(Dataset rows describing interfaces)
-- Opening Marker --

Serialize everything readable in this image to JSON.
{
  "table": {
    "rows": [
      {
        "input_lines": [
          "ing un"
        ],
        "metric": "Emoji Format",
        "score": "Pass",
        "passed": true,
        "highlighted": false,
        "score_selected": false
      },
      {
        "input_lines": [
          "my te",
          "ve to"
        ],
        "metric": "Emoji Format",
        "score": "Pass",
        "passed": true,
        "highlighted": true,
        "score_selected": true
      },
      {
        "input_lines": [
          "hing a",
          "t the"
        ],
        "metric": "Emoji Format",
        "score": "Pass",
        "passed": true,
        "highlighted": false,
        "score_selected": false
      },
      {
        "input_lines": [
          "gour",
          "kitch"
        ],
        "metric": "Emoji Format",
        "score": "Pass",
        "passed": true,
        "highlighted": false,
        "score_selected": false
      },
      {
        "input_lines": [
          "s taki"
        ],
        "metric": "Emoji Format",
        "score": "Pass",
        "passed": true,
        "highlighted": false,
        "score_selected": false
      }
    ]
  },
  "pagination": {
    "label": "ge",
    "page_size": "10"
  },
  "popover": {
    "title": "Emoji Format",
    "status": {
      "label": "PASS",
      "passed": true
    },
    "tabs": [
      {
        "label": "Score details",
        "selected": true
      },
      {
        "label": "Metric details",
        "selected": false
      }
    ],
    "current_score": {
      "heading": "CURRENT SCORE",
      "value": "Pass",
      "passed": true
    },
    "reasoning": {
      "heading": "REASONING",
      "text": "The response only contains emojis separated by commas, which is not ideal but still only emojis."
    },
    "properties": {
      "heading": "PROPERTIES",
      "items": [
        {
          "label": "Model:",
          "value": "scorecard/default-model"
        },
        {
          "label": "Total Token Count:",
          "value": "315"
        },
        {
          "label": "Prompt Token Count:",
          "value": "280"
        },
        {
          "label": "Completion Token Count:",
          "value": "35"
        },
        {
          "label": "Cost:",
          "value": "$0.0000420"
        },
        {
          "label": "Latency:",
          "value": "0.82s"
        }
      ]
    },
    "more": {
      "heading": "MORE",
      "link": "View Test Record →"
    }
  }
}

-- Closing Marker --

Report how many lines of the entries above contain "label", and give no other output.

▸ **RESULT OF THIS TASK**
10